(Beginning of EXTRACTED INFORMATION)

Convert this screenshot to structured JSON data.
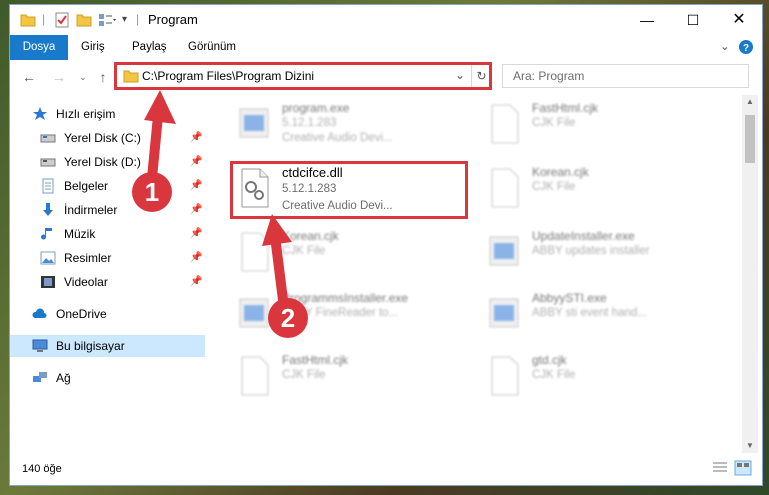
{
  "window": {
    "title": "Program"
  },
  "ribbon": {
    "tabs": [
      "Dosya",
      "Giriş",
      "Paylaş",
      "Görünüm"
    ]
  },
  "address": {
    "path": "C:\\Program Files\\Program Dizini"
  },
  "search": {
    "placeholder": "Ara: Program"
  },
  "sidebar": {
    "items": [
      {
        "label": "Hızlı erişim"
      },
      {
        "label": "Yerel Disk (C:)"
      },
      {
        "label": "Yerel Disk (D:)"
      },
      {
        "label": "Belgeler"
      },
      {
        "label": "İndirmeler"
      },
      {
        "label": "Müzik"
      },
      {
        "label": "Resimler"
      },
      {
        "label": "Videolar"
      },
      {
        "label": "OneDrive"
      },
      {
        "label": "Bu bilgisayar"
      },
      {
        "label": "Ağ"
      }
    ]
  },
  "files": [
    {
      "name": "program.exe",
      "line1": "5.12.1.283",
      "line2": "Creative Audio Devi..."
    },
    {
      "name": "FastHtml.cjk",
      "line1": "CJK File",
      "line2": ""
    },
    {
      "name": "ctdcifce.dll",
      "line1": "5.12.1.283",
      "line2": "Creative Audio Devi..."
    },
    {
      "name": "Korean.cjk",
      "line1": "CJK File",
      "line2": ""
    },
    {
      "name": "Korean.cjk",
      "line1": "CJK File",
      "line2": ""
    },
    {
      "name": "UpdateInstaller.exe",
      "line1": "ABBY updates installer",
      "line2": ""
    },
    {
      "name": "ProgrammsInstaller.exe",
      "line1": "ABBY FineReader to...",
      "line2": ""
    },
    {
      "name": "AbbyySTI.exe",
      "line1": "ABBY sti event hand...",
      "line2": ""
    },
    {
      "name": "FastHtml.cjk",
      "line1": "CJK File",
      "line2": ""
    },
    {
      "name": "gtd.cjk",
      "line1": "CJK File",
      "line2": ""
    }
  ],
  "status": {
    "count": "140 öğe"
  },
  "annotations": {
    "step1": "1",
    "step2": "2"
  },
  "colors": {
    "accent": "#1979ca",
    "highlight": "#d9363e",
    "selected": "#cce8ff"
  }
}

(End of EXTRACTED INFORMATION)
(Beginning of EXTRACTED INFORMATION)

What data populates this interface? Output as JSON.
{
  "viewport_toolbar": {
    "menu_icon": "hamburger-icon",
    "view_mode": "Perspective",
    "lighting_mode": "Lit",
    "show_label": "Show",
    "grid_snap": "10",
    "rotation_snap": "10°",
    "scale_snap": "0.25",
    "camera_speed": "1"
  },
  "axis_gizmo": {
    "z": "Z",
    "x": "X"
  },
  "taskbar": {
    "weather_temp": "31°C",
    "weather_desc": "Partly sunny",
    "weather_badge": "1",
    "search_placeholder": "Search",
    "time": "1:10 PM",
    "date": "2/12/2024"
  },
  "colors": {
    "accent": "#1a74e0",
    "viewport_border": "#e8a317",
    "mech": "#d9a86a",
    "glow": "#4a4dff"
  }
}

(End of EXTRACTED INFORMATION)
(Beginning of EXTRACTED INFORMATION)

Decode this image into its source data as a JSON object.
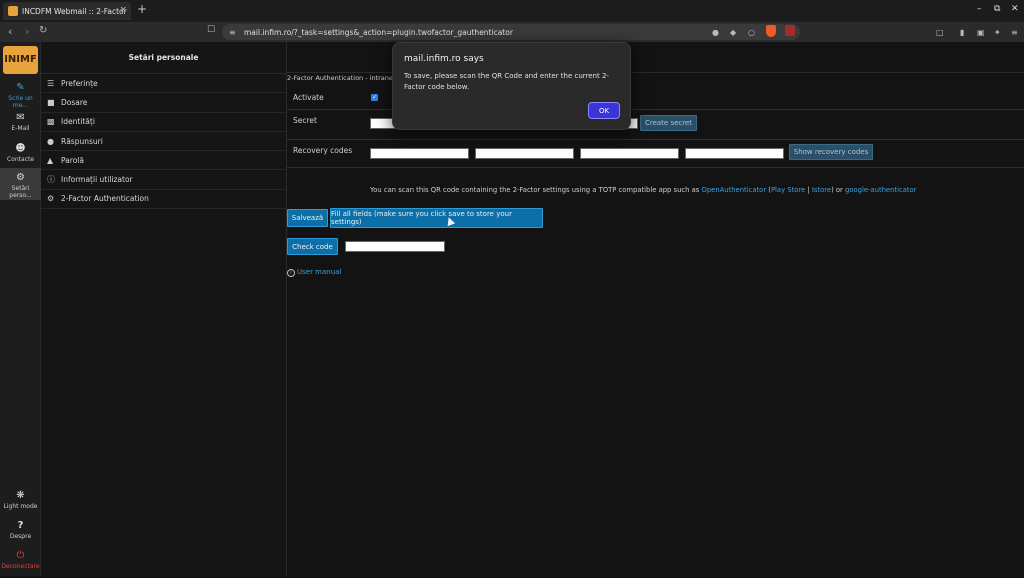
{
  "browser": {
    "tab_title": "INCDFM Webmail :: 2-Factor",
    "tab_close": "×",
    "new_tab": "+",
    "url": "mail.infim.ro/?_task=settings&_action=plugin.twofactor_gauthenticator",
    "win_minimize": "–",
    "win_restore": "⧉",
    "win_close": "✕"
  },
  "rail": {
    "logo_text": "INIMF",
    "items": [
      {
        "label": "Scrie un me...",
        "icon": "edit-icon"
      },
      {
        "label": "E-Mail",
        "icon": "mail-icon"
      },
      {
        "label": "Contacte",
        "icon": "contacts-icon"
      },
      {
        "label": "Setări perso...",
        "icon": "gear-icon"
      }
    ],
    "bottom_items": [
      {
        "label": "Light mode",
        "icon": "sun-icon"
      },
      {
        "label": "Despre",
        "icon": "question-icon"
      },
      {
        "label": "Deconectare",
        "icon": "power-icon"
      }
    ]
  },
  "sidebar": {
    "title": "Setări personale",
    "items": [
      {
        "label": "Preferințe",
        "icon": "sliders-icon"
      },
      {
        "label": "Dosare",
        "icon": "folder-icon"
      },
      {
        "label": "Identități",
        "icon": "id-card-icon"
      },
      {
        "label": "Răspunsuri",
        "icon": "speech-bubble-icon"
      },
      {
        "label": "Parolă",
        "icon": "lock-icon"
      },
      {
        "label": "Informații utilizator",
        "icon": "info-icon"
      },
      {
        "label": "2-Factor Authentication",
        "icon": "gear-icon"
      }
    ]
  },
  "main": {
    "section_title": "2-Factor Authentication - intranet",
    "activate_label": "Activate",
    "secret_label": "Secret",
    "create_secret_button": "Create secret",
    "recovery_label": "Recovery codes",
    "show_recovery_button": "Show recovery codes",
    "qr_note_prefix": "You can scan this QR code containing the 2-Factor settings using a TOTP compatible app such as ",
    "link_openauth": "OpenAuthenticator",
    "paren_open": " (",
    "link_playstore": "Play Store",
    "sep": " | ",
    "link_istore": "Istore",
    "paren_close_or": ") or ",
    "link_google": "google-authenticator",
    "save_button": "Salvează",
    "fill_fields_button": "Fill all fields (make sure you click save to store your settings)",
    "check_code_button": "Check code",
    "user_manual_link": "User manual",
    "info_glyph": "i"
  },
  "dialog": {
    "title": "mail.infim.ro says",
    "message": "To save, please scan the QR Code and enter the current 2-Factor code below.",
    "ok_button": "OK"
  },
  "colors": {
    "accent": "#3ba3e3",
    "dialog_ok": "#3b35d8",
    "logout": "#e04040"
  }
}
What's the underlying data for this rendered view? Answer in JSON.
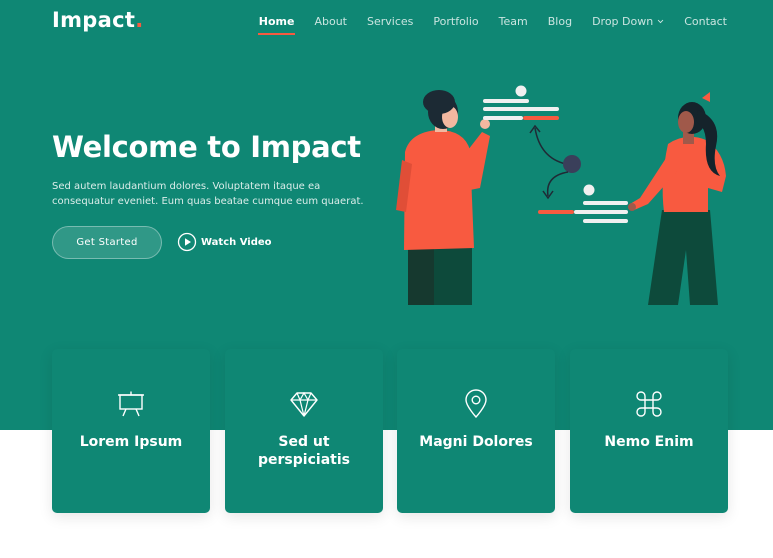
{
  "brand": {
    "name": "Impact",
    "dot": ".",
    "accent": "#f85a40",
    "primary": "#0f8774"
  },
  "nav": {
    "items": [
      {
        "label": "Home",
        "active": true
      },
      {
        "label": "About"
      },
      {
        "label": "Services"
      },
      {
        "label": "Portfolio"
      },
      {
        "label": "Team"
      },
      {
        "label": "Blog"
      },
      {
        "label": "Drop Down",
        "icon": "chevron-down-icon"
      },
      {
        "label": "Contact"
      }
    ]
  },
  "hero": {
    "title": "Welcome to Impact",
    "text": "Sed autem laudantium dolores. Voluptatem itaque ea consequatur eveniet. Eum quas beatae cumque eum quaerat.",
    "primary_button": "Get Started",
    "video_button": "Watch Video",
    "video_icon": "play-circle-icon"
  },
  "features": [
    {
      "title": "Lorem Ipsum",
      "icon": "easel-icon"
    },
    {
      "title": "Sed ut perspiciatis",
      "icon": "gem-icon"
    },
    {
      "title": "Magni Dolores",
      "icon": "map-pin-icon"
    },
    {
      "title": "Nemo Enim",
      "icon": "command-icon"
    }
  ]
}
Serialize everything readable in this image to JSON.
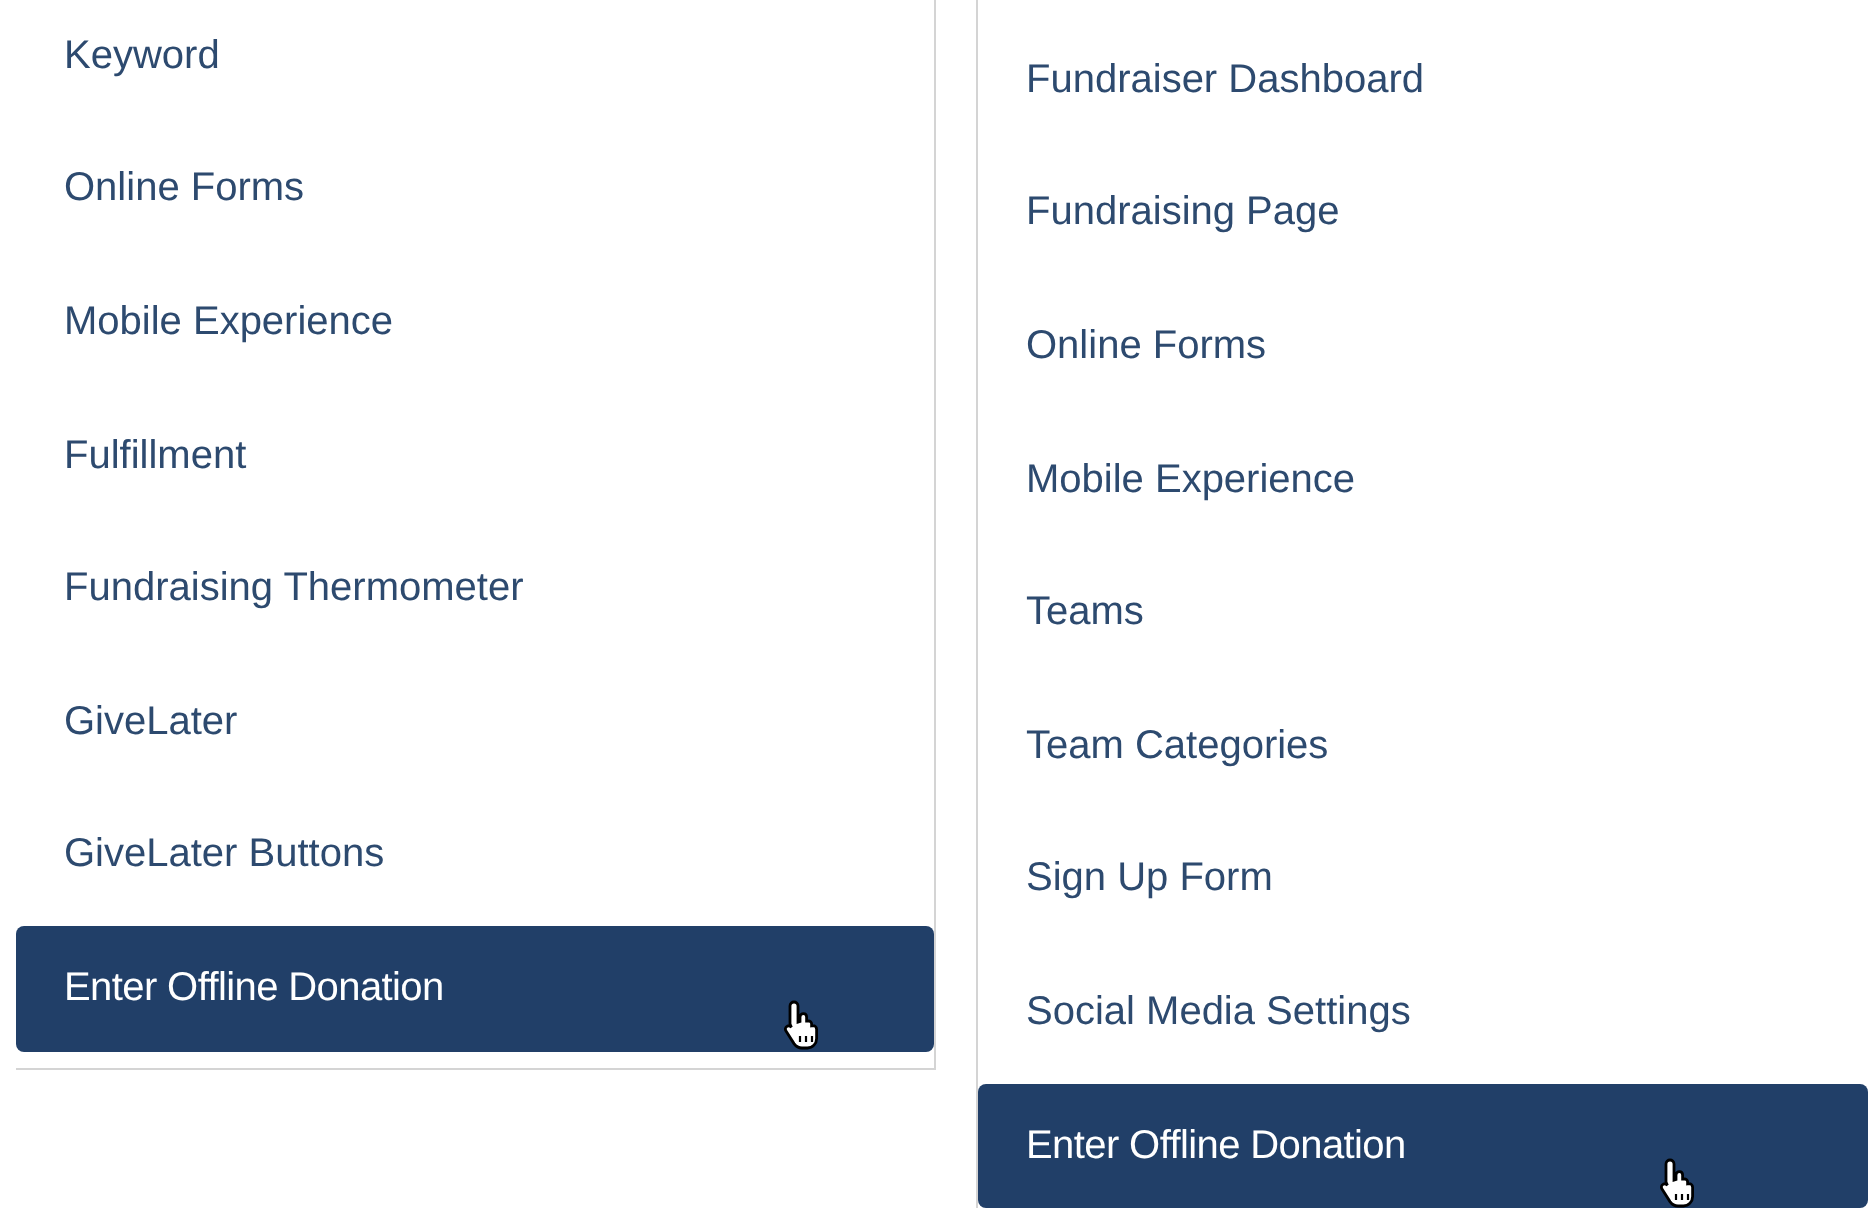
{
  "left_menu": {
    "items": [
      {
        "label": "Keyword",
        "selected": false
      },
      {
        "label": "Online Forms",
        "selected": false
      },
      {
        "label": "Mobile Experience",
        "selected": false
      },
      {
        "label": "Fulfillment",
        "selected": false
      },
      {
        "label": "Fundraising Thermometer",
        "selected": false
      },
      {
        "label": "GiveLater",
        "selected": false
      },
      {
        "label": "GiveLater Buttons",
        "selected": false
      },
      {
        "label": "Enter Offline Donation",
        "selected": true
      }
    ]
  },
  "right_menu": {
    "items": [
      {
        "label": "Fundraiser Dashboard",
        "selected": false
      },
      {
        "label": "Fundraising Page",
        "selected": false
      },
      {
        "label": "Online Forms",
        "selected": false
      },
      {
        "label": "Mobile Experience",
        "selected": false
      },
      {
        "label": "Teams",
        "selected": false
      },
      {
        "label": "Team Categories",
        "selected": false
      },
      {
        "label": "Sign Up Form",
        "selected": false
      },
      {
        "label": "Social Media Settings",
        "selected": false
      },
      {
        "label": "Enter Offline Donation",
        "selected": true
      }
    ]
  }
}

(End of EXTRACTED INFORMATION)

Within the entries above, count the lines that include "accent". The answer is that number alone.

4